Web page and app entries:
---*---

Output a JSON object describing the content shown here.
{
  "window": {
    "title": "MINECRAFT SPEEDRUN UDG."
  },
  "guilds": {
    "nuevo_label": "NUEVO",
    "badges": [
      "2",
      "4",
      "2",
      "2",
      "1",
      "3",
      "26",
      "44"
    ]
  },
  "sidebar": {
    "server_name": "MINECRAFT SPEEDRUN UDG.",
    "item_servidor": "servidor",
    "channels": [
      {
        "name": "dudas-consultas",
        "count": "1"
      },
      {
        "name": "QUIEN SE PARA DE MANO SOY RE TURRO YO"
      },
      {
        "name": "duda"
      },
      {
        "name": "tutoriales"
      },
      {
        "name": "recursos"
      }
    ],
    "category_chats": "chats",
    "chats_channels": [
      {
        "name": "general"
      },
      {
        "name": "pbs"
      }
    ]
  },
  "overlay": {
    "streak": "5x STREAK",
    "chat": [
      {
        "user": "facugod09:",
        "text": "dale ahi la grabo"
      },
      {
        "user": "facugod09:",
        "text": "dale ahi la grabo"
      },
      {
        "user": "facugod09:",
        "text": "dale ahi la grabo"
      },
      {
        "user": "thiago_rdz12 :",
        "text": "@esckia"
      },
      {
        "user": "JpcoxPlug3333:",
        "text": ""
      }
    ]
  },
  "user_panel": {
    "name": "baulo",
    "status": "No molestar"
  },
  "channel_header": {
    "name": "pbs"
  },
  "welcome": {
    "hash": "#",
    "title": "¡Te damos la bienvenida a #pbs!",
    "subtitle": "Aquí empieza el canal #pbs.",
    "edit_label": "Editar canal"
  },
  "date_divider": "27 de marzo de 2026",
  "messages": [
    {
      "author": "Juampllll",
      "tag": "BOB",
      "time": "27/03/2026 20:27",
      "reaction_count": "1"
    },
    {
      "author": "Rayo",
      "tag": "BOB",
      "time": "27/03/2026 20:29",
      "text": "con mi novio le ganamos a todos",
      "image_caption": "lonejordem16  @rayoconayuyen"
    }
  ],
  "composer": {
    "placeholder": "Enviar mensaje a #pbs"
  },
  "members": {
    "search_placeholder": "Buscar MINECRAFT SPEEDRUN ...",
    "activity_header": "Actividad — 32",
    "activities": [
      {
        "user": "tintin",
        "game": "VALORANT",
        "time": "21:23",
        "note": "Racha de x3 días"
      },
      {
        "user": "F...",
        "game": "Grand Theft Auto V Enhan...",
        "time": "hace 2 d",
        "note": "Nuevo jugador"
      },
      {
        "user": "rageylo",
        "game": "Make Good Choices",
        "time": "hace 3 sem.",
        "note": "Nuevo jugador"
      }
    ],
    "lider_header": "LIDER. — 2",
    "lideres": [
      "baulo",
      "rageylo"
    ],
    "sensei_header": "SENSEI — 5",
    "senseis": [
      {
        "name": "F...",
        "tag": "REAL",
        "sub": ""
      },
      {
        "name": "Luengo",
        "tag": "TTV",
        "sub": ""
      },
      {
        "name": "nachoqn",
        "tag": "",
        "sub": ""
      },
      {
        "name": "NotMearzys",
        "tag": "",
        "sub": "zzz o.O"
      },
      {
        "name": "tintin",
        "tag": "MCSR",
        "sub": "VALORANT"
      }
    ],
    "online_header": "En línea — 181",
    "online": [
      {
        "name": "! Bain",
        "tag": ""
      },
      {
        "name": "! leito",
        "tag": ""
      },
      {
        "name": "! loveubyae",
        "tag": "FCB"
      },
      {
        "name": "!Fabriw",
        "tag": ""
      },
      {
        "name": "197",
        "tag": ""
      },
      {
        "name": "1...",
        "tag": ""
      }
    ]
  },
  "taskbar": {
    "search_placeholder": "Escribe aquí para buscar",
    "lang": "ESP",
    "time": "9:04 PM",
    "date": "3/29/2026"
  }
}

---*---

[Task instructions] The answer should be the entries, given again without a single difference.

[Written solution]
Output a JSON object describing the content shown here.
{
  "window": {
    "title": "MINECRAFT SPEEDRUN UDG."
  },
  "guilds": {
    "nuevo_label": "NUEVO",
    "badges": [
      "2",
      "4",
      "2",
      "2",
      "1",
      "3",
      "26",
      "44"
    ]
  },
  "sidebar": {
    "server_name": "MINECRAFT SPEEDRUN UDG.",
    "item_servidor": "servidor",
    "channels": [
      {
        "name": "dudas-consultas",
        "count": "1"
      },
      {
        "name": "QUIEN SE PARA DE MANO SOY RE TURRO YO"
      },
      {
        "name": "duda"
      },
      {
        "name": "tutoriales"
      },
      {
        "name": "recursos"
      }
    ],
    "category_chats": "chats",
    "chats_channels": [
      {
        "name": "general"
      },
      {
        "name": "pbs"
      }
    ]
  },
  "overlay": {
    "streak": "5x STREAK",
    "chat": [
      {
        "user": "facugod09:",
        "text": "dale ahi la grabo"
      },
      {
        "user": "facugod09:",
        "text": "dale ahi la grabo"
      },
      {
        "user": "facugod09:",
        "text": "dale ahi la grabo"
      },
      {
        "user": "thiago_rdz12 :",
        "text": "@esckia"
      },
      {
        "user": "JpcoxPlug3333:",
        "text": ""
      }
    ]
  },
  "user_panel": {
    "name": "baulo",
    "status": "No molestar"
  },
  "channel_header": {
    "name": "pbs"
  },
  "welcome": {
    "hash": "#",
    "title": "¡Te damos la bienvenida a #pbs!",
    "subtitle": "Aquí empieza el canal #pbs.",
    "edit_label": "Editar canal"
  },
  "date_divider": "27 de marzo de 2026",
  "messages": [
    {
      "author": "Juampllll",
      "tag": "BOB",
      "time": "27/03/2026 20:27",
      "reaction_count": "1"
    },
    {
      "author": "Rayo",
      "tag": "BOB",
      "time": "27/03/2026 20:29",
      "text": "con mi novio le ganamos a todos",
      "image_caption": "lonejordem16  @rayoconayuyen"
    }
  ],
  "composer": {
    "placeholder": "Enviar mensaje a #pbs"
  },
  "members": {
    "search_placeholder": "Buscar MINECRAFT SPEEDRUN ...",
    "activity_header": "Actividad — 32",
    "activities": [
      {
        "user": "tintin",
        "game": "VALORANT",
        "time": "21:23",
        "note": "Racha de x3 días"
      },
      {
        "user": "F...",
        "game": "Grand Theft Auto V Enhan...",
        "time": "hace 2 d",
        "note": "Nuevo jugador"
      },
      {
        "user": "rageylo",
        "game": "Make Good Choices",
        "time": "hace 3 sem.",
        "note": "Nuevo jugador"
      }
    ],
    "lider_header": "LIDER. — 2",
    "lideres": [
      "baulo",
      "rageylo"
    ],
    "sensei_header": "SENSEI — 5",
    "senseis": [
      {
        "name": "F...",
        "tag": "REAL",
        "sub": ""
      },
      {
        "name": "Luengo",
        "tag": "TTV",
        "sub": ""
      },
      {
        "name": "nachoqn",
        "tag": "",
        "sub": ""
      },
      {
        "name": "NotMearzys",
        "tag": "",
        "sub": "zzz o.O"
      },
      {
        "name": "tintin",
        "tag": "MCSR",
        "sub": "VALORANT"
      }
    ],
    "online_header": "En línea — 181",
    "online": [
      {
        "name": "! Bain",
        "tag": ""
      },
      {
        "name": "! leito",
        "tag": ""
      },
      {
        "name": "! loveubyae",
        "tag": "FCB"
      },
      {
        "name": "!Fabriw",
        "tag": ""
      },
      {
        "name": "197",
        "tag": ""
      },
      {
        "name": "1...",
        "tag": ""
      }
    ]
  },
  "taskbar": {
    "search_placeholder": "Escribe aquí para buscar",
    "lang": "ESP",
    "time": "9:04 PM",
    "date": "3/29/2026"
  }
}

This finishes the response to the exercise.